─── RECORD EXCERPTS ───

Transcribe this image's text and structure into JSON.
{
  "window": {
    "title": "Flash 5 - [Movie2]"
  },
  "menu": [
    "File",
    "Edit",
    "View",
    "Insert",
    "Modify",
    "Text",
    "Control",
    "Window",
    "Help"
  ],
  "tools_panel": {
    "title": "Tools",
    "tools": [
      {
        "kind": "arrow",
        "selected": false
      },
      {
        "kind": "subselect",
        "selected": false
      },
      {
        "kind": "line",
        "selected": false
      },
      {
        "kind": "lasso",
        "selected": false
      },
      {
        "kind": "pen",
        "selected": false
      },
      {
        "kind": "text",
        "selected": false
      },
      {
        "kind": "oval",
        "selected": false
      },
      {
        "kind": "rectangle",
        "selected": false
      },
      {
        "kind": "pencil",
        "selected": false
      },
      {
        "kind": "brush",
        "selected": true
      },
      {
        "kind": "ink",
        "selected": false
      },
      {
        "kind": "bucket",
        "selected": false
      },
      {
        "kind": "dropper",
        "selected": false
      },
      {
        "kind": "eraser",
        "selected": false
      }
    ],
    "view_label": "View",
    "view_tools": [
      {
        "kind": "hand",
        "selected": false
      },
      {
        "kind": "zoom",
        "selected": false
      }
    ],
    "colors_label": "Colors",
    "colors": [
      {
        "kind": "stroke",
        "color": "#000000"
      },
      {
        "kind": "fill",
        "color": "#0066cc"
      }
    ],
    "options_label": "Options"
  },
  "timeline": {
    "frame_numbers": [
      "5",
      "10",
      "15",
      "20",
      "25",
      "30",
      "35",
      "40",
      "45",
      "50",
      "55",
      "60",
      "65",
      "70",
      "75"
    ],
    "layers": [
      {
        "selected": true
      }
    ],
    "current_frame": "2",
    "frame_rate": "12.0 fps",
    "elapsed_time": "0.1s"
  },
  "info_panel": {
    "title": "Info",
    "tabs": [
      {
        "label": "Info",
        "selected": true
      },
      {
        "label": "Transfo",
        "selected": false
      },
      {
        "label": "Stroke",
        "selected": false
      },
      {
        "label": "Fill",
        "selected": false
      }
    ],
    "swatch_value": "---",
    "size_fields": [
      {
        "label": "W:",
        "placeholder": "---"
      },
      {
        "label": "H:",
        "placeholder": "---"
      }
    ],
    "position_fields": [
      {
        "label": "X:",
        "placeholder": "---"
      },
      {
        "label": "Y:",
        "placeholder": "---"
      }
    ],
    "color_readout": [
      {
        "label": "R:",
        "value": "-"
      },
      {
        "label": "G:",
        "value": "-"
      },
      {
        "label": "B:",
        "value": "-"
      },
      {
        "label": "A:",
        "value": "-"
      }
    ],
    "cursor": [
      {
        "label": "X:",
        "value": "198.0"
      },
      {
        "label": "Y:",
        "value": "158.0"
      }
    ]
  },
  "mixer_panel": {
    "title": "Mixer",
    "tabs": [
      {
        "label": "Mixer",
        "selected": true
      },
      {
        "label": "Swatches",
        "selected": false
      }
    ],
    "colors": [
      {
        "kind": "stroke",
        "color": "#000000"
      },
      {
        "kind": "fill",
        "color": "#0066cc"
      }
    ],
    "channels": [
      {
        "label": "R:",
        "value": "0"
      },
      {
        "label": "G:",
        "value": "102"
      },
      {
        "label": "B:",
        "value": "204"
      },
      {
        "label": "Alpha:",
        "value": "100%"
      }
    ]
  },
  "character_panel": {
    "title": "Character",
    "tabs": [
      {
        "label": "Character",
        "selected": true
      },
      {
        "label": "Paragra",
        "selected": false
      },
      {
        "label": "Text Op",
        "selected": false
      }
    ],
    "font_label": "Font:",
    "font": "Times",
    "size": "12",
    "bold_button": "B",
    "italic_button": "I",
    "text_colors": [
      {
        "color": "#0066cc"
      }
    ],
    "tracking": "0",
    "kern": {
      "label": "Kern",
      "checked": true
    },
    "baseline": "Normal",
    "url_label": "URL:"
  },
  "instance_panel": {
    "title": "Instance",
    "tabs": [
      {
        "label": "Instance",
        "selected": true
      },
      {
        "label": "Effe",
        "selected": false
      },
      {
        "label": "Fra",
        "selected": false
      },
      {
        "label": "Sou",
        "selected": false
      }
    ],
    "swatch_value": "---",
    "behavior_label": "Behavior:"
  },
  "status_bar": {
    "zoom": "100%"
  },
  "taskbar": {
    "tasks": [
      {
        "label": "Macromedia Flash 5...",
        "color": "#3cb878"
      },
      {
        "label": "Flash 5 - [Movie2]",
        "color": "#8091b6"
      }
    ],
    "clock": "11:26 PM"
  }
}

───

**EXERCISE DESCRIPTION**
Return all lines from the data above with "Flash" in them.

**ANSWER SPACE**
    "title": "Flash 5 - [Movie2]"
        "label": "Macromedia Flash 5...",
        "label": "Flash 5 - [Movie2]",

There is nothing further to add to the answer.